I wonder if his chief of staff, Rat Novak, helped him draft these talking points?
That would be ironic, because right now evidence has been submitted through emails to the Duffy trial that on the face of it indicate that the public statements by Conservative Party spokespersons are dead wrong about the degree of knowledge of the PM’s current chief of staff of the Wright payment of the Duffy expenses, and of the extent of Novak’s involvement in the planning and execution of a scheme designed to deceive the Canadian public.
There are two trials taking place.
One is in a court room, where Duffy faces 31 serious charges. There, he is being ably represented by barrister Donald Bayne, who is slowly and systematically shredding the state’s case. The state has relied primarily on one main witness to buttress its charge of bribery, but Nigel Wright is being taken apart, email by email, in the courtroom. As a result, the state’s ability to prove beyond a reasonable doubt – the standard required in criminal cases – is being badly damaged with each email discussion.
What is surprising is that the state has not called other witnesses to buttress its bribery charge. A handful of senior advisors and senators have been involved in the Duffy events. To salvage its chances, the crown will have to call as witnesses several of these, or face an acquittal of Duffy on the serious bribery charge.
The second trial is taking place in the court of public perception.
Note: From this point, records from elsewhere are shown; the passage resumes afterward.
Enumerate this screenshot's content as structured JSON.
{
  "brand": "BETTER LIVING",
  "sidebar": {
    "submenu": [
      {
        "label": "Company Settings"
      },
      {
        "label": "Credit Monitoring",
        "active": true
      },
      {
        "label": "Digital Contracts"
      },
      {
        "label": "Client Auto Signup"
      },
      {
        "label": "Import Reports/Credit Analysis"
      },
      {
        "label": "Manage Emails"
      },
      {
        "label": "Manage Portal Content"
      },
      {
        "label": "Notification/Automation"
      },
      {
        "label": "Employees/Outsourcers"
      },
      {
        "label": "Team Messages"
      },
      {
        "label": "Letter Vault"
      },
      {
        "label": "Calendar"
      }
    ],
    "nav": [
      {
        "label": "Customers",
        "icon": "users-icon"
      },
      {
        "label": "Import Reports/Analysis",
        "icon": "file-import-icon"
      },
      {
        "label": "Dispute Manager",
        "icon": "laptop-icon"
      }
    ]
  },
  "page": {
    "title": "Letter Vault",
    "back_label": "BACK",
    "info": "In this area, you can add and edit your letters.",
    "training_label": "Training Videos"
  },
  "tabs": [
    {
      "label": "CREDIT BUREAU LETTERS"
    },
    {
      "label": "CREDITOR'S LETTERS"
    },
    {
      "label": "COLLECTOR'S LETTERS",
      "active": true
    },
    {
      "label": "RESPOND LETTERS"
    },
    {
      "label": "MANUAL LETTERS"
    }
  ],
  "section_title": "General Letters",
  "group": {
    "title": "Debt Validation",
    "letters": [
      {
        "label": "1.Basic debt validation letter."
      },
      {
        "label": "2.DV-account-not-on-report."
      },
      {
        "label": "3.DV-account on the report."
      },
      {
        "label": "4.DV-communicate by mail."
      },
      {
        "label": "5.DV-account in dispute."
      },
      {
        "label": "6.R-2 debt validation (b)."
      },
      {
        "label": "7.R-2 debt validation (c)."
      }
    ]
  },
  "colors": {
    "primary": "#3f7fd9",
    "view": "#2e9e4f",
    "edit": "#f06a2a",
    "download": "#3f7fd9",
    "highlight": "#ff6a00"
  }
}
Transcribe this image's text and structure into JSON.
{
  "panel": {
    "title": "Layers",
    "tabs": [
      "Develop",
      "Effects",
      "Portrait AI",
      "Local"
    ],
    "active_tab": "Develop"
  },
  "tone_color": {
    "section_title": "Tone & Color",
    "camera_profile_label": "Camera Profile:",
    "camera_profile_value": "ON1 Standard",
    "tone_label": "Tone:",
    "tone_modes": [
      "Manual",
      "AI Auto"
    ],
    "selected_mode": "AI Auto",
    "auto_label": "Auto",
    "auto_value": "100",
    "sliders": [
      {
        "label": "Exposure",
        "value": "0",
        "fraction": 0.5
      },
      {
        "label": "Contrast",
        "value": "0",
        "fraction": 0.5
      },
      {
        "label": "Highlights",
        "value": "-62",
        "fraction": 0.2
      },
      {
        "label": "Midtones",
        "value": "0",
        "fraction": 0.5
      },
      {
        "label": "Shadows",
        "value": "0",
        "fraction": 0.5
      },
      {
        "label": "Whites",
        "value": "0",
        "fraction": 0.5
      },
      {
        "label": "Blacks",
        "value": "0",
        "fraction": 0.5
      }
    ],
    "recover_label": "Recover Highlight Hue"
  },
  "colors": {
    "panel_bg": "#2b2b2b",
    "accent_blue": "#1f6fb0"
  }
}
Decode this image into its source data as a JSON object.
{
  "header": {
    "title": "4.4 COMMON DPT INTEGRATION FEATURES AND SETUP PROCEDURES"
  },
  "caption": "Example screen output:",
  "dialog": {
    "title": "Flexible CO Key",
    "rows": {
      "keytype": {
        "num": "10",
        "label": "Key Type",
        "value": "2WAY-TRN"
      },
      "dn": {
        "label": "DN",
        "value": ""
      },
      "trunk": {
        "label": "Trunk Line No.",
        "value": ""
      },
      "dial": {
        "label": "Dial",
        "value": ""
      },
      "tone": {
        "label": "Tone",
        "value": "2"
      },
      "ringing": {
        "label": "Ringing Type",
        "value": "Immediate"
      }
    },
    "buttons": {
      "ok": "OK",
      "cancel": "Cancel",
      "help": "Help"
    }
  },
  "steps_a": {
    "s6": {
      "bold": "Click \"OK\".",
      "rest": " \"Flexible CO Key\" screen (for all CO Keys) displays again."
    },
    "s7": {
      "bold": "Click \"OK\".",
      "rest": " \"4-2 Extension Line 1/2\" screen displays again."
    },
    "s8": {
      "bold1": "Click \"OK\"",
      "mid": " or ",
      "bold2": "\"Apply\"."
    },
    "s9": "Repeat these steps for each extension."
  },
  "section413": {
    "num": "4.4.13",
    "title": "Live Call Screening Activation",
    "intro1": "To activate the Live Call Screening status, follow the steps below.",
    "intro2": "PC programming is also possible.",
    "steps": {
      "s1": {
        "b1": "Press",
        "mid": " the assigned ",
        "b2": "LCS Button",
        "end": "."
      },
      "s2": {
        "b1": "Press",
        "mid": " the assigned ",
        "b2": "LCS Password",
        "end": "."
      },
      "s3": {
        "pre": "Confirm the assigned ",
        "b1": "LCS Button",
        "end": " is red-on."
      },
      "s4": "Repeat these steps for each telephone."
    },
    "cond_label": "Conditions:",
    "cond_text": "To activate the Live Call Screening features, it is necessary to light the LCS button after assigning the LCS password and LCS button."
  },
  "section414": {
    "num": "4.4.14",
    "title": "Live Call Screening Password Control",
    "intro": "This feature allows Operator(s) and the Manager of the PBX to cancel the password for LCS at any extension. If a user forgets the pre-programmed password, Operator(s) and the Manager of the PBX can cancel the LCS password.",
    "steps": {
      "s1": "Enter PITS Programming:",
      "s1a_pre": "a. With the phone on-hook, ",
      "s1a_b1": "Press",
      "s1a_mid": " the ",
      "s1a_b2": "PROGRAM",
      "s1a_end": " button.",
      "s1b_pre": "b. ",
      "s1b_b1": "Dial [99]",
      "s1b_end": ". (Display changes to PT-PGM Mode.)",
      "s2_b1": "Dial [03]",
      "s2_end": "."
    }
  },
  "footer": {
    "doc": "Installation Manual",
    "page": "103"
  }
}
The standard of proof in this second trial is not the same as that in a criminal case. It is simply the common sense conclusions of ordinary Canadians as to who is telling the truth, who is not, who is involved in planning and carrying out a scheme to deceive the public, and who knew about that scheme.
It is also about the judgment of the prime minister, and his tolerance for those in his Prime Minister’s Office who planned and carried out a scheme to deceive the public.
What does it say about a man who professes to be the best person to lead our country during tough economic times and in threat of further terror attacks, if he is reluctant to even consider whether he should be cleaning house? At the very least, he should be explaining why he is not distancing himself from those involved in planning and carrying out a scheme to deceive the public, interfere in a legitimate senate internal and external audit, and write scripts for others to use that are false.
Harper is badly misjudging this second trial, as his talking points quoted above show. He and his advisors seem to believe that he can avoid this trial by pretending that it does not exist.
There is a name for such a response: it is called the ostrich reaction. If you bury your head in the sand, then the reality of the world does not exist. At a later moment you can take your head out of the sand, and everything will not have happened.
Harper and the Conservatives are losing their chance to present a creditable case to the public regarding this second trial. They will pay a heavy price for this bad call.
Harper has advisors, who are supposed to handle what Wright quaintly calls ‘issue management’ but what ordinary Canadians might call something less positive.
|Harper and advisor Ray Novak|
Perhaps part of the problem is that some of those same advisors are still advising the prime minister, and have divided loyalties because their personal careers and reputations are now caught up in the second trial and the Duffy trial.
What does it say about the leadership competence of a man who continues to take advice from an advisor who might, according to statements by the harried and uncomfortable looking Conservative Party spokesperson, be involved in the cover up?
Is it not time for Harper to get a new team of advisors, who have had no connection with the Duffy scandal and the cover up, to give him unbiased advice?
If he does not change his approach to the second trial, Harper will be found guilty by ordinary Canadians by default. And that will be his legacy, despite his ten plus years in the highest office in the land.